The park is nearly 100 years old, and is an integral part of the city and state’s cultural fabric. It has drawn millions of people to West Jackson to look at local and exotic animals, ranging from elephants to water moccasins.
However, in recent years West Jackson has deteriorated, and the zoo has suffered along with it. Since 2003, attendance has dropped from 180,000 to just over 100,000. Revenues have dropped as a result, and a recent study shows potential donors are unwilling to give, citing the current location and financial condition.
Moving the zoo to a new, more family friendly location like the LeFleur Museum District, is the obvious answer. However, doing so is a costly proposition. Executive Director Beth Poff said building a new zoo could cost $2 million an acre. The zoo currently sits on 54 acres, meaning that a move could take at least $108 million.
Local lawmakers seem unwilling to provide much more than tepid support for the idea. Speaker of the House Philip Gunn said he supports a move, but hopes mostly private dollars can be used to fund it. District 25. Sen. Walter Michel, who serves Northeast Jackson, said he hadn’t heard about plans to move the zoo, and wouldn’t support paying for it. “(We) have much more pressing needs as a state,” he said. District 29 Sen. David Blount said the state has provided funding for the park in the past, but said the zoo is “primarily a city issue.”
Lawmakers’ attitudes toward the zoo are disappointing.
True, the state has helped Jackson in recent years, with laws allowing the one-percent infrastructure sales tax and the Capitol Complex Improvement District (CCID).
However, those laws only provide funding for infrastructure. Quality of life is equally important. People and businesses look at cultural opportunities as well as infrastructure when moving to an area.
If the zoo is allowed to wither and die in West Jackson, the city and the state will take a major hit.
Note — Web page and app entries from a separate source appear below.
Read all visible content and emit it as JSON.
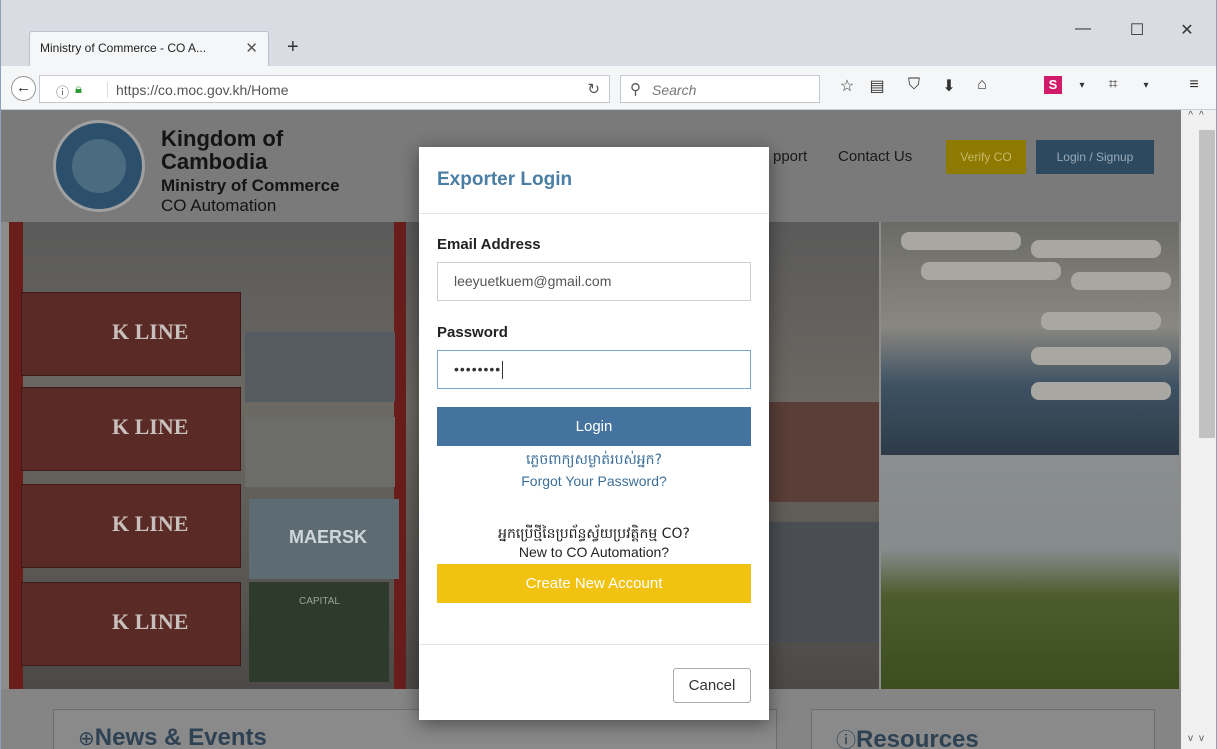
{
  "browser": {
    "tab_title": "Ministry of Commerce - CO A...",
    "tab_close": "✕",
    "new_tab": "+",
    "minimize": "—",
    "maximize": "☐",
    "close": "✕",
    "url": "https://co.moc.gov.kh/Home",
    "search_placeholder": "Search"
  },
  "site": {
    "brand_line1": "Kingdom of",
    "brand_line2": "Cambodia",
    "brand_line3": "Ministry of Commerce",
    "brand_line4": "CO Automation",
    "nav_support": "pport",
    "nav_contact": "Contact Us",
    "verify_label": "Verify CO",
    "login_signup_label": "Login / Signup",
    "container_label": "K LINE",
    "maersk_label": "MAERSK",
    "capital_label": "CAPITAL",
    "news_title": "News & Events",
    "resources_title": "Resources"
  },
  "modal": {
    "title": "Exporter Login",
    "email_label": "Email Address",
    "email_value": "leeyuetkuem@gmail.com",
    "password_label": "Password",
    "password_value": "••••••••",
    "login_label": "Login",
    "forgot_khmer": "ភ្លេចពាក្យសម្ងាត់របស់អ្នក?",
    "forgot_english": "Forgot Your Password?",
    "new_khmer": "អ្នកប្រើថ្មីនៃប្រព័ន្ធស្វ័យប្រវត្តិកម្ម CO?",
    "new_english": "New to CO Automation?",
    "create_label": "Create New Account",
    "cancel_label": "Cancel"
  },
  "colors": {
    "modal_title": "#4b7ea5",
    "login_button": "#4573a0",
    "create_button": "#f1c20f",
    "verify_button": "#8e7a00"
  }
}
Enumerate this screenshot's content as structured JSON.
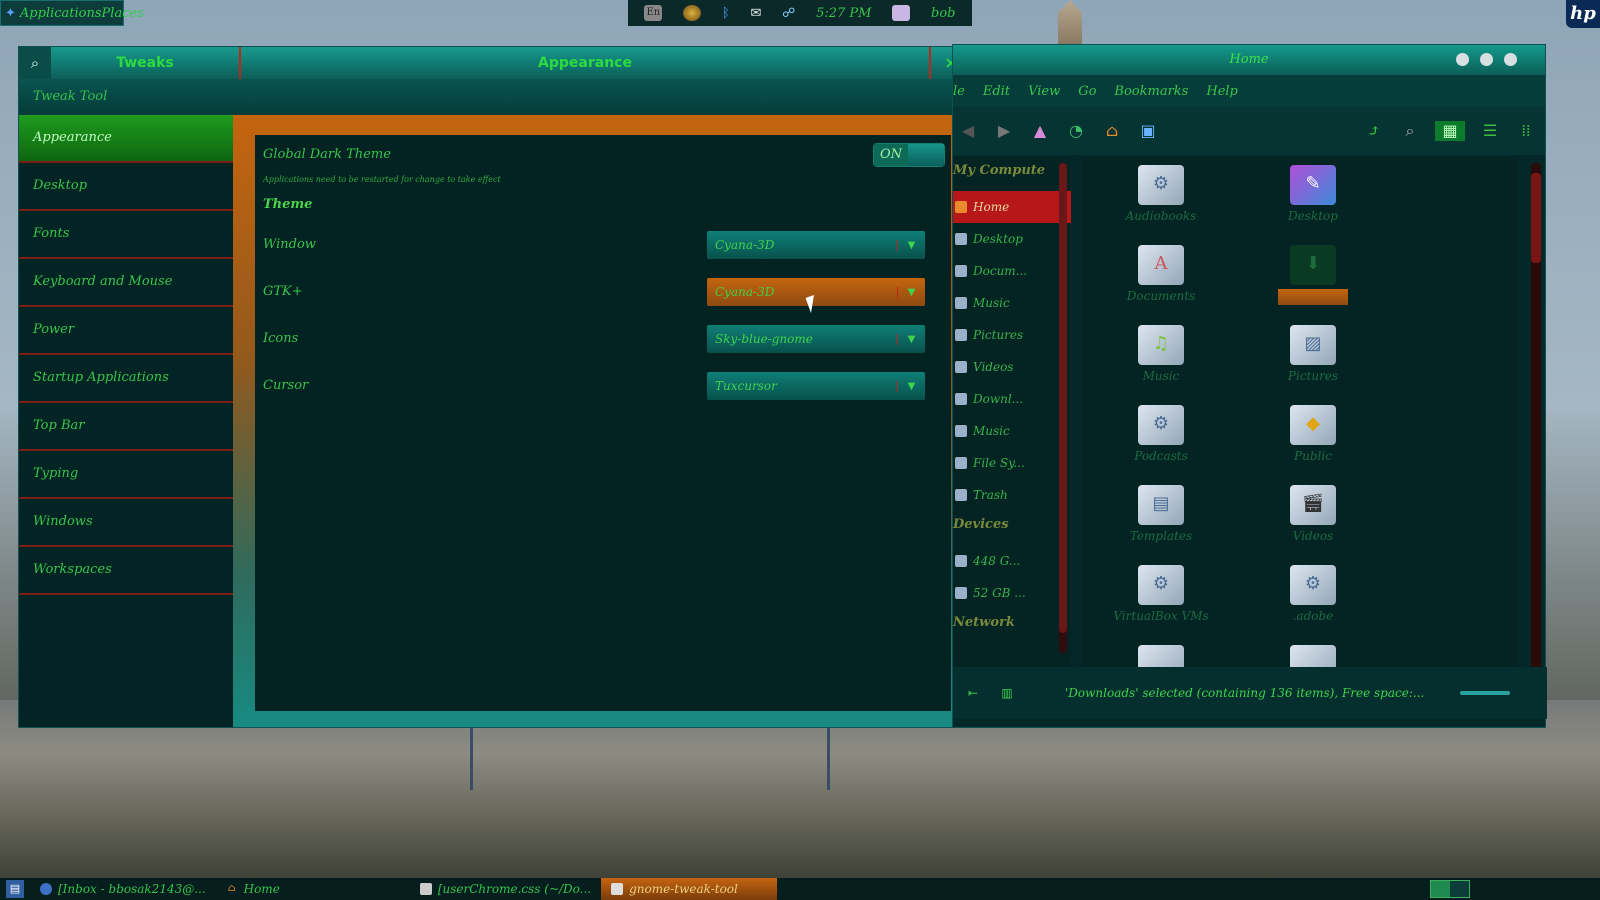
{
  "top_panel": {
    "app_menu_label": "ApplicationsPlaces",
    "tray": {
      "lang": "En",
      "clock": "5:27 PM",
      "user": "bob"
    },
    "hp_logo": "hp"
  },
  "tweak_tool": {
    "header_left": "Tweaks",
    "header_center": "Appearance",
    "close_glyph": "×",
    "subtitle": "Tweak Tool",
    "sidebar": [
      {
        "label": "Appearance",
        "active": true
      },
      {
        "label": "Desktop"
      },
      {
        "label": "Fonts"
      },
      {
        "label": "Keyboard and Mouse"
      },
      {
        "label": "Power"
      },
      {
        "label": "Startup Applications"
      },
      {
        "label": "Top Bar"
      },
      {
        "label": "Typing"
      },
      {
        "label": "Windows"
      },
      {
        "label": "Workspaces"
      }
    ],
    "global_dark": {
      "label": "Global Dark Theme",
      "hint": "Applications need to be restarted for change to take effect",
      "toggle": "ON"
    },
    "theme_section": "Theme",
    "theme_rows": [
      {
        "label": "Window",
        "value": "Cyana-3D"
      },
      {
        "label": "GTK+",
        "value": "Cyana-3D"
      },
      {
        "label": "Icons",
        "value": "Sky-blue-gnome"
      },
      {
        "label": "Cursor",
        "value": "Tuxcursor"
      }
    ]
  },
  "file_manager": {
    "title": "Home",
    "menu": [
      "le",
      "Edit",
      "View",
      "Go",
      "Bookmarks",
      "Help"
    ],
    "sidebar_headers": {
      "places": "My Compute",
      "devices": "Devices",
      "network": "Network"
    },
    "places": [
      "Home",
      "Desktop",
      "Docum...",
      "Music",
      "Pictures",
      "Videos",
      "Downl...",
      "Music",
      "File Sy...",
      "Trash"
    ],
    "devices": [
      "448 G...",
      "52 GB ..."
    ],
    "icons": [
      {
        "name": "Audiobooks"
      },
      {
        "name": "Desktop"
      },
      {
        "name": "Documents"
      },
      {
        "name": ""
      },
      {
        "name": "Music"
      },
      {
        "name": "Pictures"
      },
      {
        "name": "Podcasts"
      },
      {
        "name": "Public"
      },
      {
        "name": "Templates"
      },
      {
        "name": "Videos"
      },
      {
        "name": "VirtualBox VMs"
      },
      {
        "name": ".adobe"
      }
    ],
    "status": "'Downloads' selected (containing 136 items), Free space:..."
  },
  "taskbar": {
    "tasks": [
      {
        "label": "[Inbox - bbosak2143@..."
      },
      {
        "label": "Home"
      },
      {
        "label": "[userChrome.css (~/Do..."
      },
      {
        "label": "gnome-tweak-tool"
      }
    ]
  },
  "colors": {
    "accent_green": "#2bdc3f",
    "window_bg": "#032727",
    "active_orange": "#c4650f",
    "selection_red": "#b8171a"
  }
}
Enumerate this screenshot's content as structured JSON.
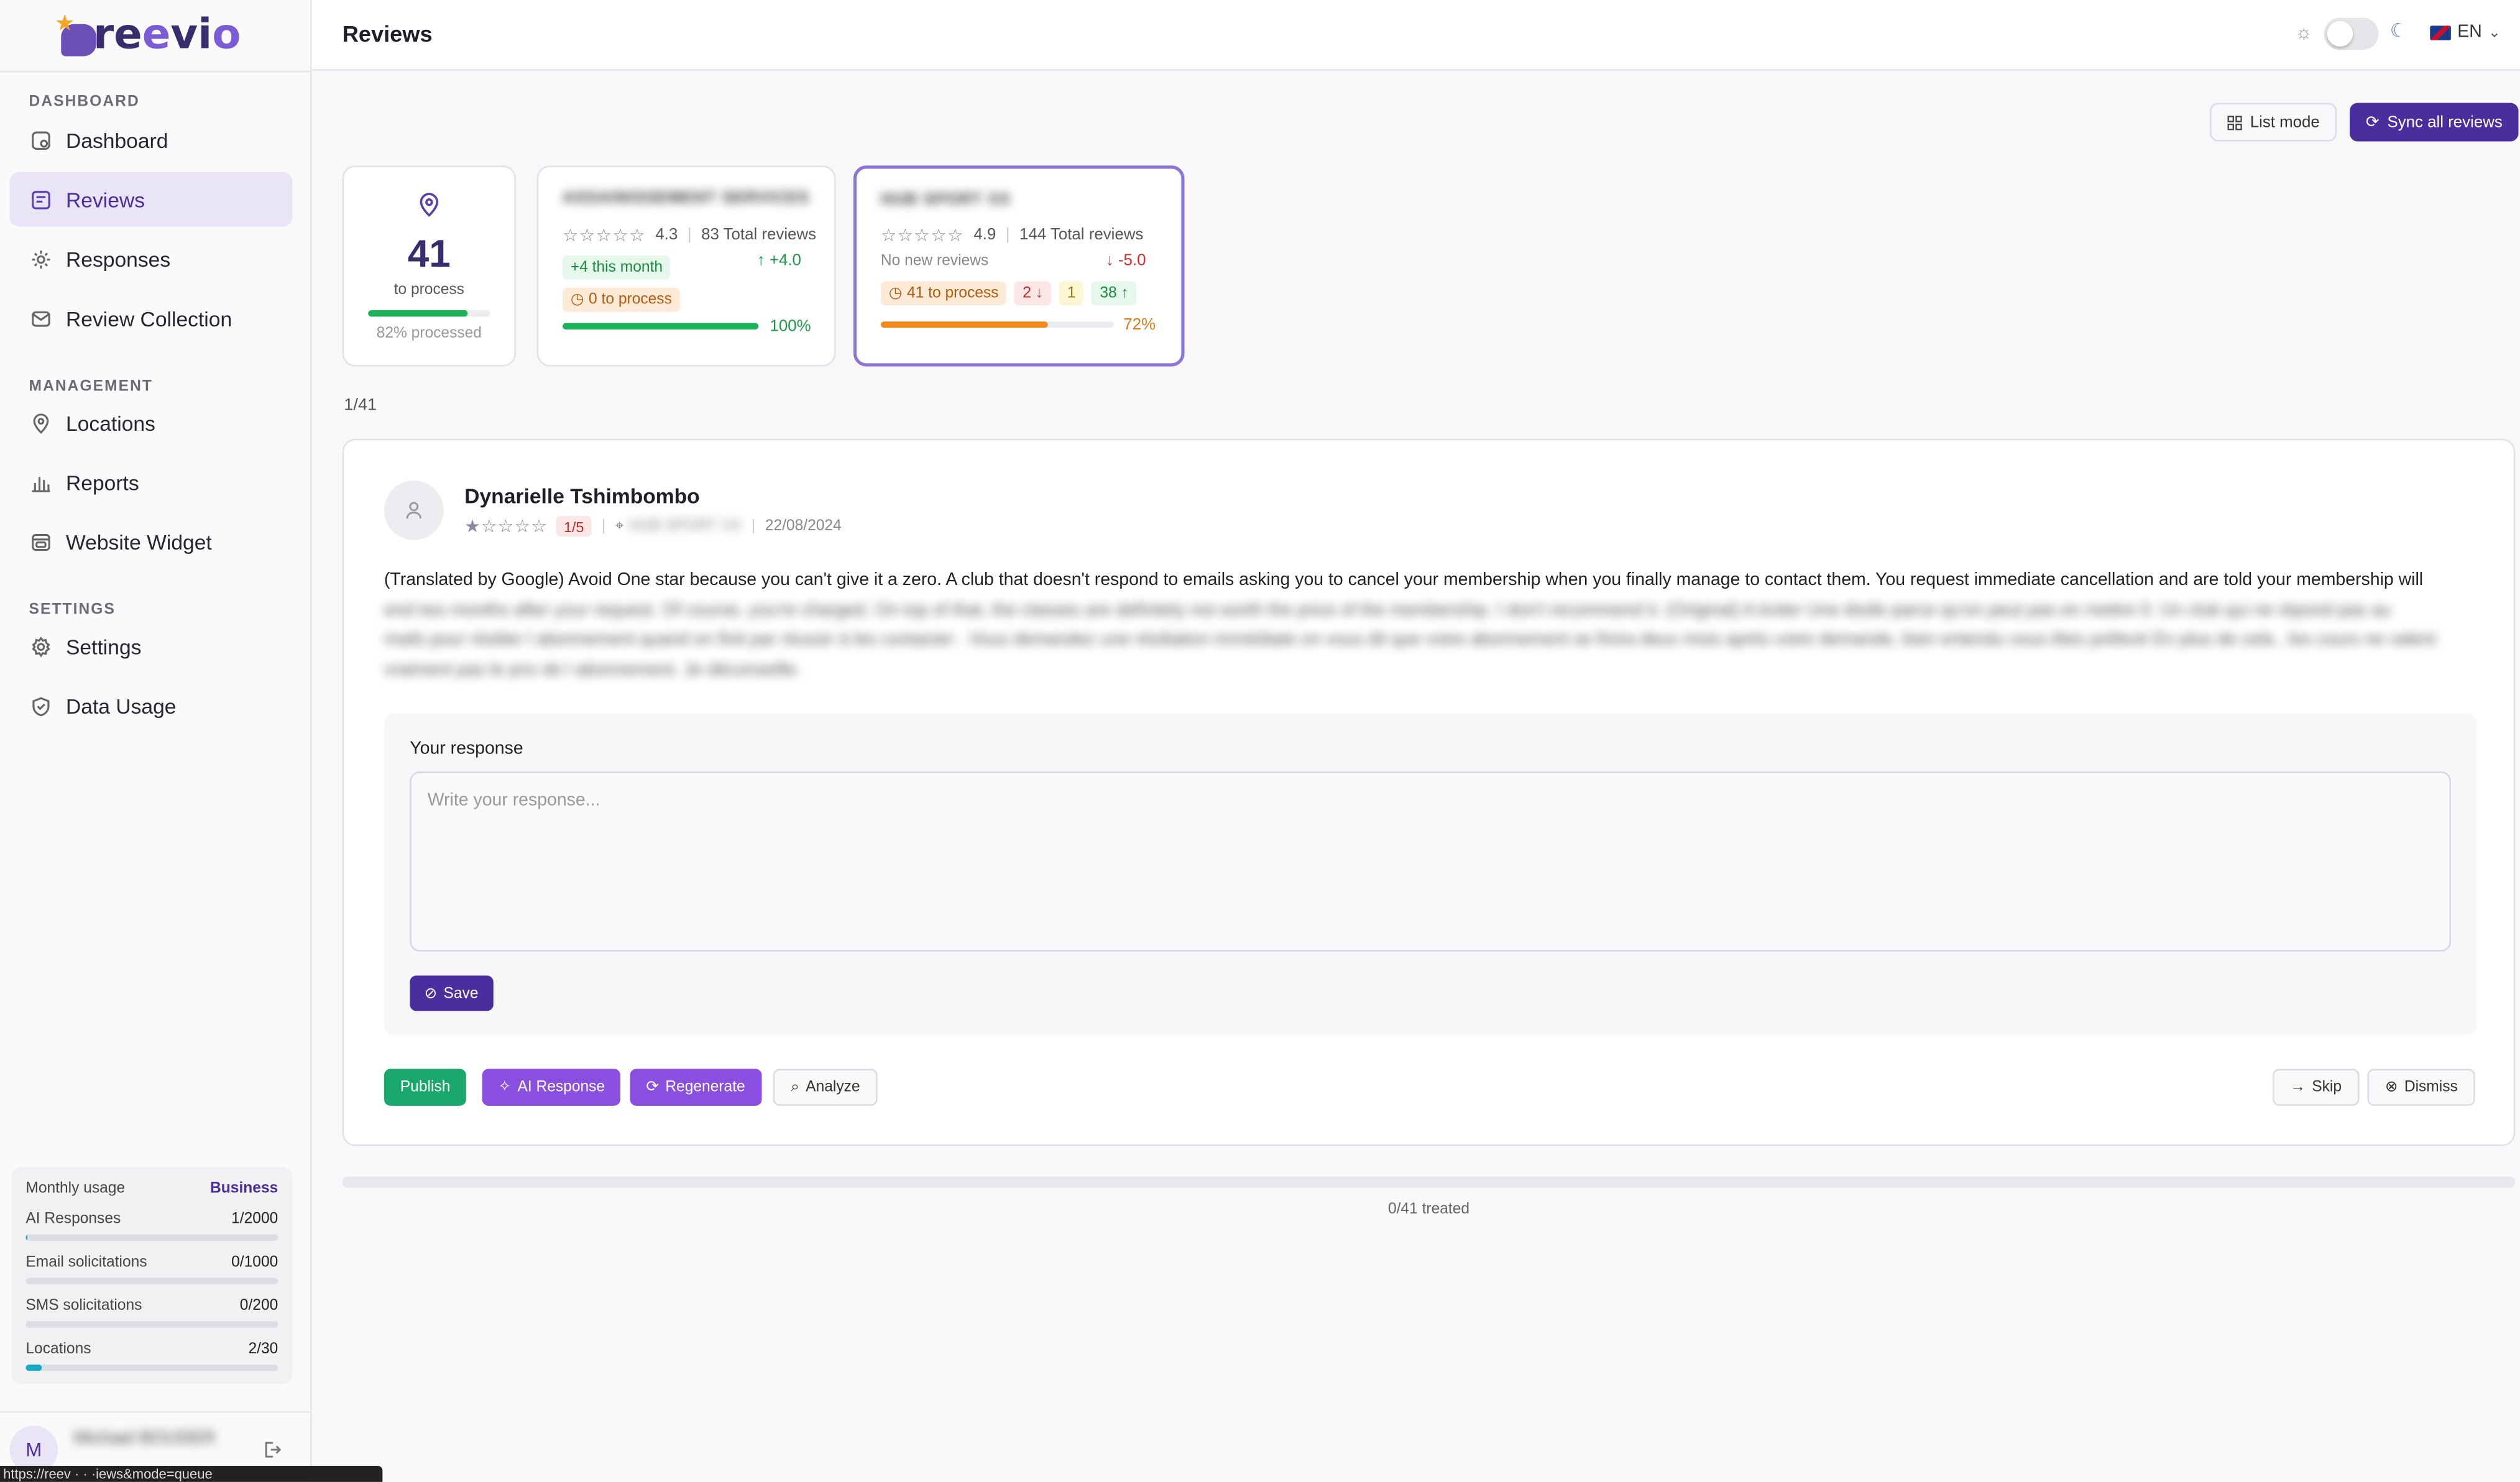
{
  "app": {
    "name_prefix": "re",
    "name_o1": "e",
    "name_mid": "vi",
    "name_o2": "o"
  },
  "sidebar": {
    "sections": {
      "dashboard": "DASHBOARD",
      "management": "MANAGEMENT",
      "settings": "SETTINGS"
    },
    "items": [
      {
        "label": "Dashboard",
        "icon": "dashboard-icon"
      },
      {
        "label": "Reviews",
        "icon": "reviews-icon",
        "active": true
      },
      {
        "label": "Responses",
        "icon": "responses-icon"
      },
      {
        "label": "Review Collection",
        "icon": "mail-icon"
      },
      {
        "label": "Locations",
        "icon": "location-pin-icon"
      },
      {
        "label": "Reports",
        "icon": "bar-chart-icon"
      },
      {
        "label": "Website Widget",
        "icon": "widget-icon"
      },
      {
        "label": "Settings",
        "icon": "gear-icon"
      },
      {
        "label": "Data Usage",
        "icon": "shield-icon"
      }
    ],
    "usage": {
      "title": "Monthly usage",
      "plan": "Business",
      "rows": [
        {
          "label": "AI Responses",
          "value": "1/2000",
          "fraction": 0.0005
        },
        {
          "label": "Email solicitations",
          "value": "0/1000",
          "fraction": 0
        },
        {
          "label": "SMS solicitations",
          "value": "0/200",
          "fraction": 0
        },
        {
          "label": "Locations",
          "value": "2/30",
          "fraction": 0.0667
        }
      ]
    },
    "user": {
      "initial": "M",
      "name": "Michael BOUDER"
    },
    "status_url": "https://reev       ·       ·      ·iews&mode=queue"
  },
  "topbar": {
    "title": "Reviews",
    "language": "EN"
  },
  "toolbar": {
    "list_mode": "List mode",
    "sync_all": "Sync all reviews"
  },
  "summary": {
    "count": "41",
    "count_label": "to process",
    "processed": "82% processed",
    "processed_fraction": 0.82
  },
  "locations": [
    {
      "name": "ASSAINISSEMENT SERVICES",
      "rating": "4.3",
      "total": "83 Total reviews",
      "this_month": "+4 this month",
      "trend": "+4.0",
      "to_process": "0 to process",
      "progress_pct": "100%",
      "progress_fraction": 1.0
    },
    {
      "name": "HUB SPORT XX",
      "rating": "4.9",
      "total": "144 Total reviews",
      "this_month": "No new reviews",
      "trend": "-5.0",
      "to_process": "41 to process",
      "neg": "2",
      "neutral": "1",
      "pos": "38",
      "progress_pct": "72%",
      "progress_fraction": 0.72
    }
  ],
  "queue": {
    "counter": "1/41",
    "treated": "0/41 treated"
  },
  "review": {
    "author": "Dynarielle Tshimbombo",
    "score": "1/5",
    "location": "HUB SPORT XX",
    "date": "22/08/2024",
    "text_visible": "(Translated by Google) Avoid One star because you can't give it a zero. A club that doesn't respond to emails asking you to cancel your membership when you finally manage to contact them. You request immediate cancellation and are told your membership will",
    "text_blurred_1": "end two months after your request. Of course, you're charged. On top of that, the classes are definitely not worth the price of the membership. I don't recommend it. (Original) A éviter Une étoile parce qu'on peut pas en mettre 0. Un club qui ne répond pas au",
    "text_blurred_2": "mails pour résilier l abonnement quand on finit par réussir à les contacter . Vous demandez une résiliation immédiate on vous dit que votre abonnement se finira deux mois après votre demande, bien entendu vous êtes prélevé En plus de cela , les cours ne valent",
    "text_blurred_3": "vraiment pas le prix de l abonnement. Je déconseille."
  },
  "response": {
    "label": "Your response",
    "placeholder": "Write your response...",
    "value": "",
    "save": "Save"
  },
  "actions": {
    "publish": "Publish",
    "ai_response": "AI Response",
    "regenerate": "Regenerate",
    "analyze": "Analyze",
    "skip": "Skip",
    "dismiss": "Dismiss"
  },
  "colors": {
    "brand": "#4b2e9e",
    "accent": "#8a4fe0",
    "success": "#1aa76b",
    "warning": "#f28a1e",
    "usage_bar": "#18a9c7"
  }
}
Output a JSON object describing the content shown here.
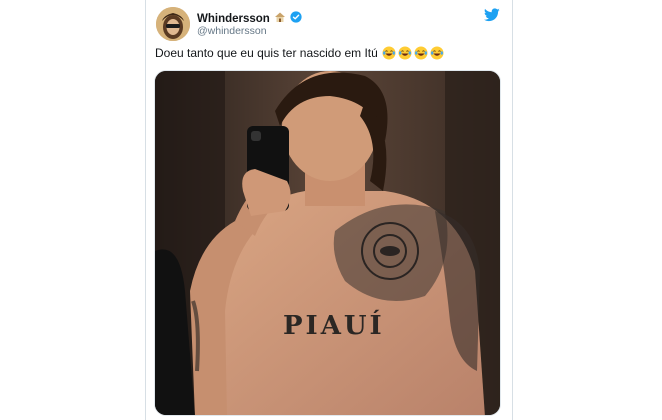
{
  "tweet": {
    "display_name": "Whindersson",
    "handle": "@whindersson",
    "text": "Doeu tanto que eu quis ter nascido em Itú",
    "emojis": [
      "face-with-tears-of-joy",
      "face-with-tears-of-joy",
      "face-with-tears-of-joy",
      "face-with-tears-of-joy"
    ],
    "media": {
      "tattoo_text": "PIAUÍ"
    }
  },
  "colors": {
    "twitter_blue": "#1da1f2",
    "verified_blue": "#1da1f2",
    "text_primary": "#14171a",
    "text_secondary": "#657786"
  },
  "icons": {
    "brand": "twitter-bird-icon",
    "verified": "verified-badge-icon",
    "house": "house-emoji-icon"
  }
}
Jackson deserves the zoo, and the state needs to step up to the plate to help support it.